All at once Alphaeus had an epiphany. He chuckled to himself as he realized that the author of the treatise on time was actually on to something after all. With that realization, the shade of the dutiful and meticulous monk faded into the mist of history. Not even his memory remained.
“Are you almost ready, honey?” Mark asked his wife as she sat putting the finishing touches on her hair. “We've got a twenty minute ride ahead of us and I'd like to get going before traffic on the M1 picks up.”
“All set,” Sarah responded as she rose from her dressing table. She grabbed her purse and joined her husband in the center of their bedroom. “Listen,” Sarah nearly ordered putting her index finger to her lips. “Do you hear that?”
“That's just it. That weird scratching noise … it's stopped.”
“Hey, you know, you're right” Mark responded with relief.

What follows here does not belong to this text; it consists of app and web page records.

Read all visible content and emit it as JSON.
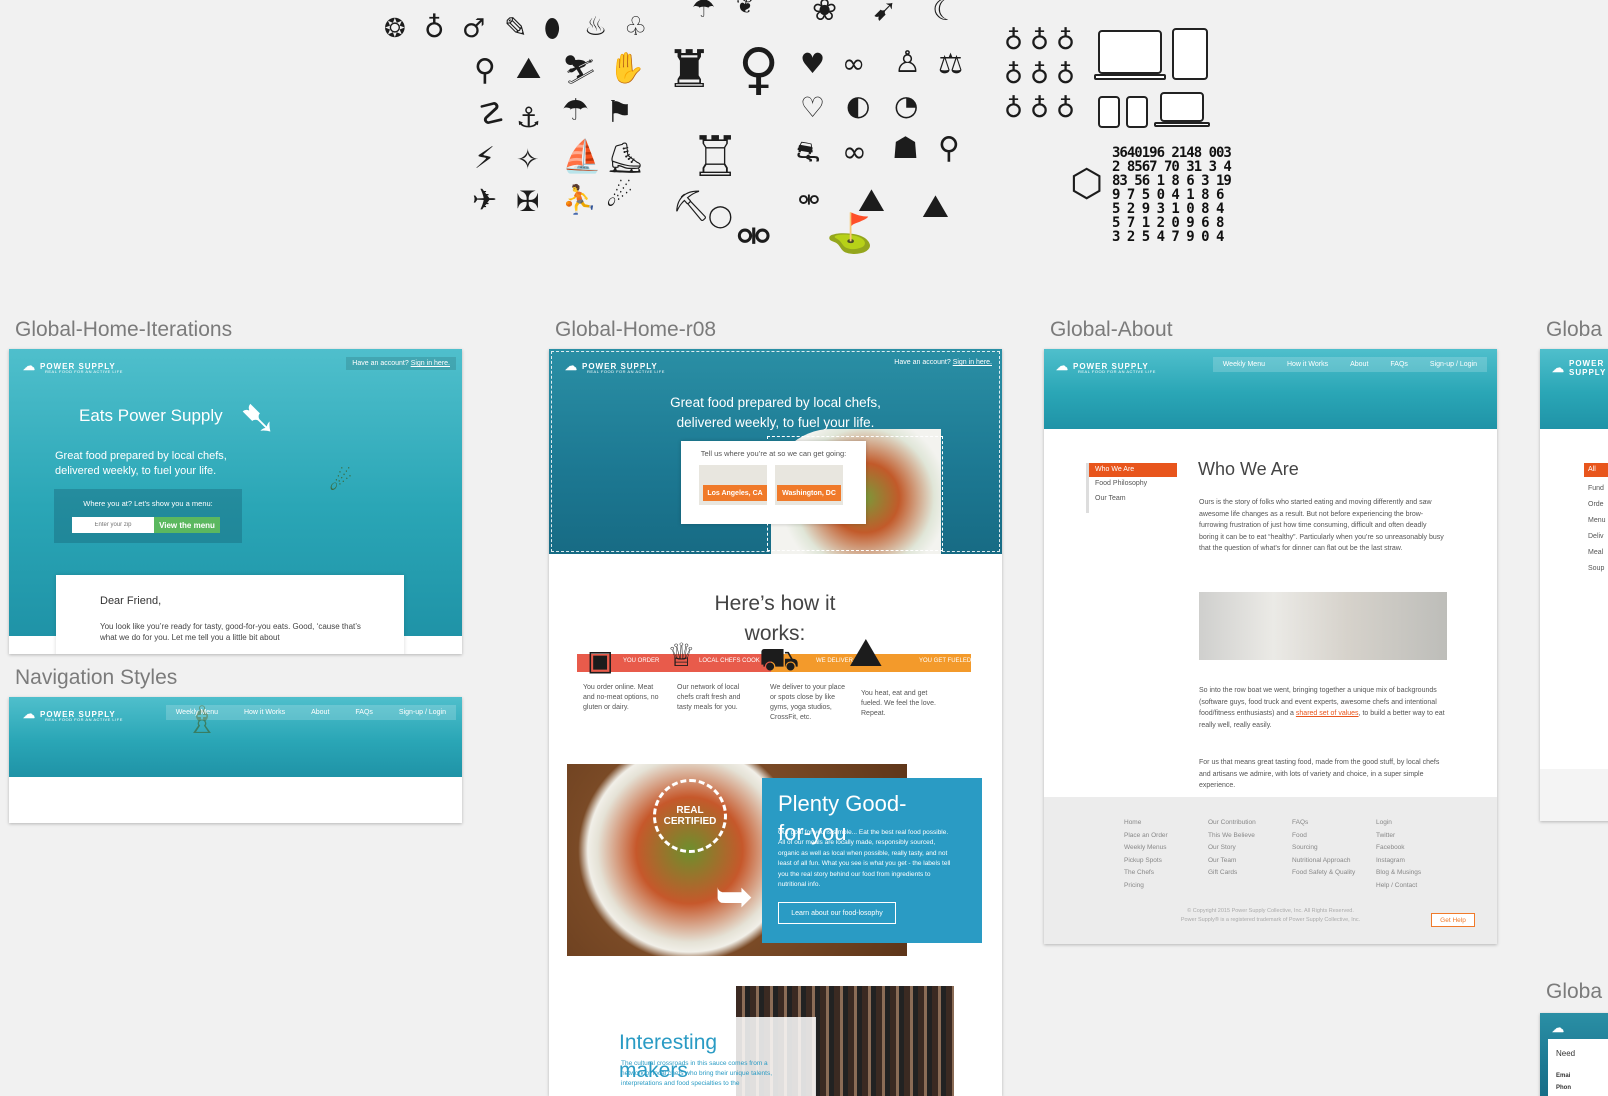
{
  "board_labels": {
    "home_iterations": "Global-Home-Iterations",
    "home_r08": "Global-Home-r08",
    "about": "Global-About",
    "cut_right_top": "Globa",
    "nav_styles": "Navigation Styles",
    "cut_right_bottom": "Globa"
  },
  "icon_sheet": {
    "number_grid": "3640196 2148 0032 8567 70 31 3 4 83 56 1 8 6 3 19 9 7 5 0 4 1 8 6 5 2 9 3 1 0 8 4 5 7 1 2 0 9 6 8 3 2 5 4 7 9 0 4"
  },
  "brand": {
    "name": "POWER SUPPLY",
    "tagline": "REAL FOOD FOR AN ACTIVE LIFE",
    "account_prompt": "Have an account?",
    "sign_in": "Sign in here."
  },
  "iterations": {
    "title": "Eats Power Supply",
    "subtitle_1": "Great food prepared by local chefs,",
    "subtitle_2": "delivered weekly, to fuel your life.",
    "zip_prompt": "Where you at? Let’s show you a menu:",
    "zip_placeholder": "Enter your zip",
    "cta": "View the menu",
    "letter_greeting": "Dear Friend,",
    "letter_body": "You look like you’re ready for tasty, good-for-you eats. Good, ‘cause that’s what we do for you. Let me tell you a little bit about"
  },
  "r08": {
    "hero_1": "Great food prepared by local chefs,",
    "hero_2": "delivered weekly, to fuel your life.",
    "location_prompt": "Tell us where you’re at so we can get going:",
    "city_1": "Los Angeles, CA",
    "city_2": "Washington, DC",
    "how_title": "Here’s how it works:",
    "steps": [
      {
        "tag": "YOU ORDER",
        "text": "You order online. Meat and no-meat options, no gluten or dairy."
      },
      {
        "tag": "LOCAL CHEFS COOK",
        "text": "Our network of local chefs craft fresh and tasty meals for you."
      },
      {
        "tag": "WE DELIVER",
        "text": "We deliver to your place or spots close by like gyms, yoga studios, CrossFit, etc."
      },
      {
        "tag": "YOU GET FUELED",
        "text": "You heat, eat and get fueled. We feel the love. Repeat."
      }
    ],
    "plenty_title": "Plenty Good-for-you",
    "plenty_body": "Our goal for you is simple... Eat the best real food possible. All of our meals are locally made, responsibly sourced, organic as well as local when possible, really tasty, and not least of all fun. What you see is what you get - the labels tell you the real story behind our food from ingredients to nutritional info.",
    "plenty_cta": "Learn about our food-losophy",
    "stamp": "REAL CERTIFIED",
    "makers_title": "Interesting makers",
    "makers_body": "The cultural crossroads in this sauce comes from a network of local chefs who bring their unique talents, interpretations and food specialties to the"
  },
  "nav_styles": {
    "items": [
      "Weekly Menu",
      "How it Works",
      "About",
      "FAQs",
      "Sign-up / Login"
    ]
  },
  "about": {
    "nav": [
      "Weekly Menu",
      "How it Works",
      "About",
      "FAQs",
      "Sign-up / Login"
    ],
    "side": [
      "Who We Are",
      "Food Philosophy",
      "Our Team"
    ],
    "heading": "Who We Are",
    "p1": "Ours is the story of folks who started eating and moving differently and saw awesome life changes as a result. But not before experiencing the brow-furrowing frustration of just how time consuming, difficult and often deadly boring it can be to eat “healthy”. Particularly when you’re so unreasonably busy that the question of what’s for dinner can flat out be the last straw.",
    "p2_a": "So into the row boat we went, bringing together a unique mix of backgrounds (software guys, food truck and event experts, awesome chefs and intentional food/fitness enthusiasts) and a",
    "p2_link": "shared set of values",
    "p2_b": ", to build a better way to eat really well, really easily.",
    "p3": "For us that means great tasting food, made from the good stuff, by local chefs and artisans we admire, with lots of variety and choice, in a super simple experience.",
    "footer_cols": [
      [
        "Home",
        "Place an Order",
        "Weekly Menus",
        "Pickup Spots",
        "The Chefs",
        "Pricing"
      ],
      [
        "Our Contribution",
        "This We Believe",
        "Our Story",
        "Our Team",
        "Gift Cards"
      ],
      [
        "FAQs",
        "Food",
        "Sourcing",
        "Nutritional Approach",
        "Food Safety & Quality"
      ],
      [
        "Login",
        "Twitter",
        "Facebook",
        "Instagram",
        "Blog & Musings",
        "Help / Contact"
      ]
    ],
    "copyright_1": "© Copyright 2015 Power Supply Collective, Inc. All Rights Reserved.",
    "copyright_2": "Power Supply® is a registered trademark of Power Supply Collective, Inc.",
    "help": "Get Help"
  },
  "cut_board": {
    "items": [
      "All",
      "Fund",
      "Orde",
      "Menu",
      "Deliv",
      "Meal",
      "Soup"
    ],
    "bottom_text_1": "Need",
    "bottom_text_2": "Emai",
    "bottom_text_3": "Phon"
  },
  "colors": {
    "canvas": "#f1f1f1",
    "teal": "#2aa6b6",
    "orange": "#f07a2a",
    "green": "#5bb85f",
    "blue_card": "#2a9bc4"
  }
}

He loved their new condo. An ancient complex of some sort had been purchased by a developer and turned into luxury town homes. Some of the old stone walls, feet thick in places, and even some of the original oaken doors remained adding character … not to mention jacking up the price. But ever since they moved in they'd been hearing a strange noise. At first they thought that it might be mice. An exterminator assured them that such was not the case. After a month or so, they simply gave up trying to pinpoint the origin of the sound and decided that it must be the labyrinthine network of pipes which fed the old steam radiators that adorned each room. Sarah and Mark both felt that even the eldritch noise added a certain charm, as well as an aura of mystery, to their home. They often joked that the scratching reminded them of the sound that's made when a pen or pencil moves across a thick creamy piece of expensive writing paper.
“You know, Sara. Someone in town told me recently that this used to be the site of an ancient monastery … holy men copying books, chanting psalms and all that. Well, maybe the old monks finally ran out of ink.”
Sarah laughed as the couple clicked off the lights and headed downstairs and out into the night. Mark wasn't really looking forward to the evening, but he knew how much it meant to Sarah. Even a couple of hours with her brother and his arrogant wife seemed like a lifetime to Mark. Time really was relative.
James C. Clar teaches and writes in the wilds of western New York. His work has been published in print as well as on the Internet. Recently he has placed short fiction in the Taj Mahal Review, Apollo's Lyre, Powder Burn Flash, 365 Tomorrows, Antipodean Sci-Fi, Noctober, Shine: The Journal of Flash, Static Movement, Everyday Weirdness and Flashshot. His story "Starbuck" was voted story of the year for 2008 by the editors of Long Story, Short.